President Barack Obama’s chief science adviser compared the Trump administration’s use of “red teams” to debate climate science to a “kangaroo court” meant to “create a sense of continuing uncertainty about the science of climate change.”
“But I suspect that most of the advocates of the scheme are disingenuous, aiming to get hand-picked non-experts from federal agencies to dispute the key findings of mainstream climate science and then assert that the verdict of this kangaroo court has equal standing with the findings of the most competent bodies in the national and international scientific communities,” former President Barack Obama’s science czar John Holdren wrote in a Boston Globe op-ed published Monday.
“The purpose of that, of course, would be to create a sense of continuing uncertainty about the science of climate change, as an underpinning of the Trump administration’s case for not addressing it. Sad,” Holdren wrote in his op-ed, railing against the “perversity of the climate science kangaroo court.”
The idea of using red teams gained traction with Trump administration officials this year after former Obama administration official Steve Koonin suggested the arrangement in a Wall Street Journal op-ed in April.
Koonin, a physicist and former top Department of Energy official, argued red teams could strengthen climate science by exposing its faults and uncertainties.
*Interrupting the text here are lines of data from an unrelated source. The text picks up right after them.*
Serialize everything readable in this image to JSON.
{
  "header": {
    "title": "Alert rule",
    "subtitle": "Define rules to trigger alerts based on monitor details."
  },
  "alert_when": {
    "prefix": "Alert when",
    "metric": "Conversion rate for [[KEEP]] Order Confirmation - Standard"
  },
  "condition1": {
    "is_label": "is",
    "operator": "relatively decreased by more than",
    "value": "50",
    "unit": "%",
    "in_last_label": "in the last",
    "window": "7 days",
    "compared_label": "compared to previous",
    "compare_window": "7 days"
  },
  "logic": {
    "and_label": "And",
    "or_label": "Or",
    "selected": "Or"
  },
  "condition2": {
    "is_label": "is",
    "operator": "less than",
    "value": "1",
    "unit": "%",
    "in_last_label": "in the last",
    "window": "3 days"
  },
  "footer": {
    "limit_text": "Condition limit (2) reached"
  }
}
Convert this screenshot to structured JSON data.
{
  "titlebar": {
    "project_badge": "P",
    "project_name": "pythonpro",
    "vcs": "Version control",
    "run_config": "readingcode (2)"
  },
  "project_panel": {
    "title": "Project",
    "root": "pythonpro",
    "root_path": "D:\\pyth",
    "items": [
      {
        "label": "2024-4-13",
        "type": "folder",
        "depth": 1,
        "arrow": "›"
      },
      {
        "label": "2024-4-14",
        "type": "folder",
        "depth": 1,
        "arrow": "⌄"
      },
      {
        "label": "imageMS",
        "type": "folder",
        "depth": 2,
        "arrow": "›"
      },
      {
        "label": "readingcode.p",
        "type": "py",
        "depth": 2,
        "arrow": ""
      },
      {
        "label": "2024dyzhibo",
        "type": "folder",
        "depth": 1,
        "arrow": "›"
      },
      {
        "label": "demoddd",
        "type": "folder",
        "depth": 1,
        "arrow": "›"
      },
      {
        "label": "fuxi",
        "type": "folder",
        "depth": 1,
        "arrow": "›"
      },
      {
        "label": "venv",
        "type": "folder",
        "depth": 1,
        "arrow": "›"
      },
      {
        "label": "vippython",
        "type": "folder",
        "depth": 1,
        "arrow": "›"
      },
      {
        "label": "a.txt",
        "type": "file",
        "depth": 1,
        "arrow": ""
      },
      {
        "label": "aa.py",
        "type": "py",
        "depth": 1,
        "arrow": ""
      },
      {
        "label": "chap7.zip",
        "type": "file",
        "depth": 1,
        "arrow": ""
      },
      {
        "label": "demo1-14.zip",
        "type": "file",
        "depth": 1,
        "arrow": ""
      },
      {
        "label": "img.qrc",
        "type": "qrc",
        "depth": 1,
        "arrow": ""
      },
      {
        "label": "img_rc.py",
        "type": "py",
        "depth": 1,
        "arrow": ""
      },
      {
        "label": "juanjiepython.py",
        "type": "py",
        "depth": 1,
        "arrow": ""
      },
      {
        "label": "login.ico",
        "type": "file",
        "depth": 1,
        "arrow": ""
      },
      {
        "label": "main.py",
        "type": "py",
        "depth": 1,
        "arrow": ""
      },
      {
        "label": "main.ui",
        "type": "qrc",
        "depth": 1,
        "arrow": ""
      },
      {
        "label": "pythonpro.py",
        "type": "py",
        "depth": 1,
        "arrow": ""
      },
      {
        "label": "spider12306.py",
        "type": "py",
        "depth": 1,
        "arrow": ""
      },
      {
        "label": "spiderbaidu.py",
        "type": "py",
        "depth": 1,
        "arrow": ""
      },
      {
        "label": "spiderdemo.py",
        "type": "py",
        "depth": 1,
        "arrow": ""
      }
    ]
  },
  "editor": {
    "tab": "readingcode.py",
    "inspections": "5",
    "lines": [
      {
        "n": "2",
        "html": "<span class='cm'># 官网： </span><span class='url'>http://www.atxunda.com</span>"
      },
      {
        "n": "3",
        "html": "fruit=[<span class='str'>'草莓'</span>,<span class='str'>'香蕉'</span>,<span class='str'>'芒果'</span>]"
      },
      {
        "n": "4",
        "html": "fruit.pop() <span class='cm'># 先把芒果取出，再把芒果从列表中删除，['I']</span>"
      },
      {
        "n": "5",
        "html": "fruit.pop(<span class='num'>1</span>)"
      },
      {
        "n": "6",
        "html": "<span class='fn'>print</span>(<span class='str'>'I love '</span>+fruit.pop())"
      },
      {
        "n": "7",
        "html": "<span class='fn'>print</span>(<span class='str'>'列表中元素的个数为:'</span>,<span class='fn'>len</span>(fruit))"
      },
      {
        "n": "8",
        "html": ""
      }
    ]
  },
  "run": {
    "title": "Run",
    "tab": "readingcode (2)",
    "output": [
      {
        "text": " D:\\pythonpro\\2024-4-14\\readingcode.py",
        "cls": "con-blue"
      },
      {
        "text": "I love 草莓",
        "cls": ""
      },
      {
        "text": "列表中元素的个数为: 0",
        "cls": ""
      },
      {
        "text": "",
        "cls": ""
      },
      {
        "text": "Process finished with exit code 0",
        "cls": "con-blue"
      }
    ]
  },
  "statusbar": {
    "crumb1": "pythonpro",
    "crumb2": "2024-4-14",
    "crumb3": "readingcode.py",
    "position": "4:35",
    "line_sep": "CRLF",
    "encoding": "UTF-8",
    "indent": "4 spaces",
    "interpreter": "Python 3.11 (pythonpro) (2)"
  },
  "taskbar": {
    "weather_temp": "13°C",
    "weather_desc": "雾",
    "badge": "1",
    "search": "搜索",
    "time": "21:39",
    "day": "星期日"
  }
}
The military and intelligence communities often pit red teams against blue teams to expose weaknesses in policies and strategies being pursued. It could work in a similar way for climate science, with a red team of researchers given the goal of finding pitfalls in blue team’s scientific argument.
“A Red/Blue exercise would have many benefits,” Koonin wrote in the WSJ. “It would produce a traceable public record that would allow the public and decision makers a better understanding of certainties and uncertainties. It would more firmly establish points of agreement and identify urgent research needs.”
Many climate scientists, however, say it has no place in their field. One group of prominent researchers even argued red team exercises amount to “dangerous attempts to elevate the status of minority opinions” that undercut mainstream science.
Holdren argued the scientific peer-review process already acts as a check on bad science, further arguing a red team exercise is a ‘right-wing’ plot against climate science.
“Climate science has been repeatedly ‘red-teamed,’ both by groups of avowed contrarians sponsored by right-wing groups and by the most qualified parts of the world’s scientific community,” Holdren wrote in his op-ed.
“The right wing’s ‘red team’ efforts have consistently been characterized by brazen cherry-picking, misrepresentation of the findings of others, recycling of long-discredited hypotheses, and invention of new ones destined to be discredited,” Holdren wrote. “Almost none of this material has survived peer review to be published in the respectable professional literature.”
Despite this, Trump administration officials have begun looking for scientists to participate in a red-blue team exercise to test scientific claims about man-made global warming. Media reports suggest the Trump team is considering asking Koonin to lead the exercise.
The administration also sought recommendations for who should participate in the red team exercise from the Heartland Institute, which is known for its skepticism of man-made warming.
“The White House and the Environmental Protection Agency have reached out to the Heartland Institute to help identify scientists who could constitute a red team,” Heartland spokesman Jim Lakely told reporters Monday.